The appointment of Mario Draghi as prime minister of Italy in February boosted hopes that the former president of the European Central Bank will do what nobody else has managed to: address Italy’s structural weaknesses and raise its growth potential to the level of the euro area.
Expectations are high in Italy and across Europe. If Draghi succeeds in effectively leveraging the resources of the €750bn European recovery fund, it will facilitate the ECB’s exit from extraordinary monetary policy measures as suggested by former Governor of the Banque de France Jacques de Larosiere and OMFIF’s David Marsh. Furthermore, it will be politically easier for Germany and other ‘core’ European countries to make the case for further fiscal integration across the euro area and so finish the ‘incomplete’ economic and monetary union project.

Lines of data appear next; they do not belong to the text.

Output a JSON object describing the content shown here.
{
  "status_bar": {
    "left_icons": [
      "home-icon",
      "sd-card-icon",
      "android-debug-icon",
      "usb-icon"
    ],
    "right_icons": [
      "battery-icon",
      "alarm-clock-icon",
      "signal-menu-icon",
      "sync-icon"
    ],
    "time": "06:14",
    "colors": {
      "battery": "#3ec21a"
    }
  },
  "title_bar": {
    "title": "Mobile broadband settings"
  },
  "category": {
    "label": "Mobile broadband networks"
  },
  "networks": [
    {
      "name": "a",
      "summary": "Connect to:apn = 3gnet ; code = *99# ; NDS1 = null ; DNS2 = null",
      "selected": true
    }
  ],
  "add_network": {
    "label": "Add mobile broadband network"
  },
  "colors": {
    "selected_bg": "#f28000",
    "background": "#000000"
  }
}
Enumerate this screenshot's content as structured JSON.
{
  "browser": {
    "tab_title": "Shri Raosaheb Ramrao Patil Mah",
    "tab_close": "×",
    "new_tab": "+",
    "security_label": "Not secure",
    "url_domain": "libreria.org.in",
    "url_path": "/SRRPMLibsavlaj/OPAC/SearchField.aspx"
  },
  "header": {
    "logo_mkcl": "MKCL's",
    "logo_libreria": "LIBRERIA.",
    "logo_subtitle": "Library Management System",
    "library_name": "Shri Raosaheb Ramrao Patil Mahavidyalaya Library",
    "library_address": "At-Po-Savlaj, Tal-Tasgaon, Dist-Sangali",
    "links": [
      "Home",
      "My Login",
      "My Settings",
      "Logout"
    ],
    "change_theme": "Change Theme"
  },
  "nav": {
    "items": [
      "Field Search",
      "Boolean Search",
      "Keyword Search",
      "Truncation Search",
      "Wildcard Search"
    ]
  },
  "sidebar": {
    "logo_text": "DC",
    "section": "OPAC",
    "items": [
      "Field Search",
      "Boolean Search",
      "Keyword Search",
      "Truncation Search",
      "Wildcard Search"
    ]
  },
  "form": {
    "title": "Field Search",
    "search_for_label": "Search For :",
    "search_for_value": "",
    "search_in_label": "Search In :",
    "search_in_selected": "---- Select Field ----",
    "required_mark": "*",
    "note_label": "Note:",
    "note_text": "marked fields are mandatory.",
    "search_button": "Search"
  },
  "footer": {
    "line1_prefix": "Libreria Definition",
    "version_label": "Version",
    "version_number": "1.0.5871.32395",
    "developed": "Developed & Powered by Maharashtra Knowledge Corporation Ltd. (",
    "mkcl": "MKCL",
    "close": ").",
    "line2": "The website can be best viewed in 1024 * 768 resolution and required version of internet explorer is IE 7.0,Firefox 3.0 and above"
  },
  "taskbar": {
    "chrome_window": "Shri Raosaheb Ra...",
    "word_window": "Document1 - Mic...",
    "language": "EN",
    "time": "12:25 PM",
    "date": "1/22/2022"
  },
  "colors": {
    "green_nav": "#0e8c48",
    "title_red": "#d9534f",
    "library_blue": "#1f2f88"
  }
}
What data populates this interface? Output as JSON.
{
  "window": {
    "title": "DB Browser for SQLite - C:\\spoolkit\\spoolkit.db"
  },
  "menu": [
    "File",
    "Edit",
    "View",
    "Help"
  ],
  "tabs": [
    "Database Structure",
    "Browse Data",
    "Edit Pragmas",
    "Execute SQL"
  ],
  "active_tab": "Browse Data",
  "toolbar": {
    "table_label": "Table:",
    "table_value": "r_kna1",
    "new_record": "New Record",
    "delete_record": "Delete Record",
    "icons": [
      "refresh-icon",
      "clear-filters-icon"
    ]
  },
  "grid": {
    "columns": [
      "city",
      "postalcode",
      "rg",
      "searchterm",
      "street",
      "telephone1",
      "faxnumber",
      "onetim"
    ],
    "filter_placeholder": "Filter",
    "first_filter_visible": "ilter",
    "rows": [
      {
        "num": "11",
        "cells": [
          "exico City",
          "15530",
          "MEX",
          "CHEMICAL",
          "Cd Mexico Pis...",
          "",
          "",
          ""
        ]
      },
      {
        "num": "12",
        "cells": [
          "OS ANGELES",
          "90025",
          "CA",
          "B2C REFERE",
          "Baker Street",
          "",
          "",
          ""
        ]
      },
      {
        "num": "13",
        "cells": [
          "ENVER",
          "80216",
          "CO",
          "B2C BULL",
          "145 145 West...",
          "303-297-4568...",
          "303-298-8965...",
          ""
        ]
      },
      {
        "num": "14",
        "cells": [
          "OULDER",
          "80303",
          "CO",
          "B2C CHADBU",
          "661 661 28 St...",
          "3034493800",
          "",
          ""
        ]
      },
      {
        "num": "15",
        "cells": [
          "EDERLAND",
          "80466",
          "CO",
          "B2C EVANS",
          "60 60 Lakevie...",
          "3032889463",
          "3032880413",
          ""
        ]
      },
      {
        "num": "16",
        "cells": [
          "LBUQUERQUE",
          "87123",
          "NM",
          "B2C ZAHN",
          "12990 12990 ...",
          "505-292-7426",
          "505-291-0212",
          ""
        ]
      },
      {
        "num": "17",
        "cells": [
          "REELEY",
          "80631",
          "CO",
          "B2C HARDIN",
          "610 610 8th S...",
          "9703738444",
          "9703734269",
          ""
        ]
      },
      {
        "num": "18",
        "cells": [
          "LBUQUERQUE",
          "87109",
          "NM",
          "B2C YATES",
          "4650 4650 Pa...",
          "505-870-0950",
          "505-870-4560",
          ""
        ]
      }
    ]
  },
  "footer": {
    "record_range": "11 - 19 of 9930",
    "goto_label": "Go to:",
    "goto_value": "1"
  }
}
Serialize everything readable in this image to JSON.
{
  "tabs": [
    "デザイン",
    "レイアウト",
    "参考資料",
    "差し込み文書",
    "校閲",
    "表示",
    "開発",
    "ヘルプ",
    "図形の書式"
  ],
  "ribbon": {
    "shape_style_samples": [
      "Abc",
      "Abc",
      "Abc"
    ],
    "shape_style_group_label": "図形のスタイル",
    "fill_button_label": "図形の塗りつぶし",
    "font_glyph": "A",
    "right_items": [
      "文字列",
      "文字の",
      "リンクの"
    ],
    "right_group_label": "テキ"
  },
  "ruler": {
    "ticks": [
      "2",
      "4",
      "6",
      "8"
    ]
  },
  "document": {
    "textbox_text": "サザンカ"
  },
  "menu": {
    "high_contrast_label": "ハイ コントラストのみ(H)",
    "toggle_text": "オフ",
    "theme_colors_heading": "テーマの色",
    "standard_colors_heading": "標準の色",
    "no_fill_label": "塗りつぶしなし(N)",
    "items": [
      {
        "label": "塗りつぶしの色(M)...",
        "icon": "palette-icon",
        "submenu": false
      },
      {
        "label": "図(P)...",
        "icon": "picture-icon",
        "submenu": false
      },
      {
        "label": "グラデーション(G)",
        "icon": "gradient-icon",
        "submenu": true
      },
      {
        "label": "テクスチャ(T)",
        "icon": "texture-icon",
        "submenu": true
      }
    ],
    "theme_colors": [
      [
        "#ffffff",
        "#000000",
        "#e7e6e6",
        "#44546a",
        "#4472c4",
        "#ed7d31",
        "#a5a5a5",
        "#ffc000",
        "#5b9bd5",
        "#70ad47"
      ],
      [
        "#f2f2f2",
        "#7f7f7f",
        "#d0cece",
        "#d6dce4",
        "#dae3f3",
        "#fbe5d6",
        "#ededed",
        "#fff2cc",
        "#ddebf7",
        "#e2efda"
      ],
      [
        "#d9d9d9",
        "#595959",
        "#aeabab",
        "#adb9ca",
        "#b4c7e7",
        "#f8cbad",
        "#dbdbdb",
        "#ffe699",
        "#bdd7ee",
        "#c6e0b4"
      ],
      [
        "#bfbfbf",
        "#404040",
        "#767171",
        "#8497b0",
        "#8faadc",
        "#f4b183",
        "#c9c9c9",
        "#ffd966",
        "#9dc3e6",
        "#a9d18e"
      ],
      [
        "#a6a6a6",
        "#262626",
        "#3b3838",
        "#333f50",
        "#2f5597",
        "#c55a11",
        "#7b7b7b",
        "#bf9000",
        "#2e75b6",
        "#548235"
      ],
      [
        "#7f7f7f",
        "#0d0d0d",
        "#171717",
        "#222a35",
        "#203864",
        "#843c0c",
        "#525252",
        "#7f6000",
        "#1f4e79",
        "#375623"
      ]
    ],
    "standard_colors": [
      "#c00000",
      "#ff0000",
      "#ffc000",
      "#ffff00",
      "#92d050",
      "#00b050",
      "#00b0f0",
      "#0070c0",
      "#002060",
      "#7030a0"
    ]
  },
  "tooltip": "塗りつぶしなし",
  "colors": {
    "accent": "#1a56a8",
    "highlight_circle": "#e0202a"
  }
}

In his first public speech to the Italian parliament, Draghi made clear that supply-side policies are the priority for Italy, very much in line with recommendations made by the European Commission. Closing the growth gap between Italy and the euro area will be achieved through a combination of structural reforms – taxation, public administration and justice – and a broad public investment plan focused on digitisation and green infrastructure. These supply-side policies are very different from demand-side policies, which have been launched over the last year to keep economies afloat during the pandemic.
Draghi’s focus on supply-side structural reforms will come as no surprise to those who followed his years as president of the ECB. Since the 2008 financial crisis, the major concern of central bankers has been monetary policy being ‘the only game in town’. The pandemic has unleashed another game – fiscal policy – as resistance to rising public debt has been wiped out by the economic carnage caused by global recession. Another game will soon be added: structural supply side reforms, courtesy of the European Union-sponsored recovery fund.
Structural reforms and public investment plans for Italy such as those envisaged by Draghi and supported by the ERF provide great opportunities. The experience of countries such as Ireland and some central and eastern European countries in leveraging resources provided by European funds shows that the impact can be substantial.
But there are also significant risks. Italy has a long track record of an inability to address structural weaknesses, largely as a result of its volatile and fragmented political class. Italy’s take-up of EU structural funds is low and the country has been unable to reduce the economic gap between the north and south, despite a massive injection of EU structural funds over the last few decades.
Why should it be different with the ERF? Italy’s poor use of EU funds in the past has been closely associated with the institutional weakness of regional governments in charge of investing said funds. The ERF will be a national plan under the control of the central government. We will see whether Draghi can find success where others have failed.
Massimiliano Castelli is Managing Director and Head of Strategy and Advice for Official Institutions at UBS Asset Management.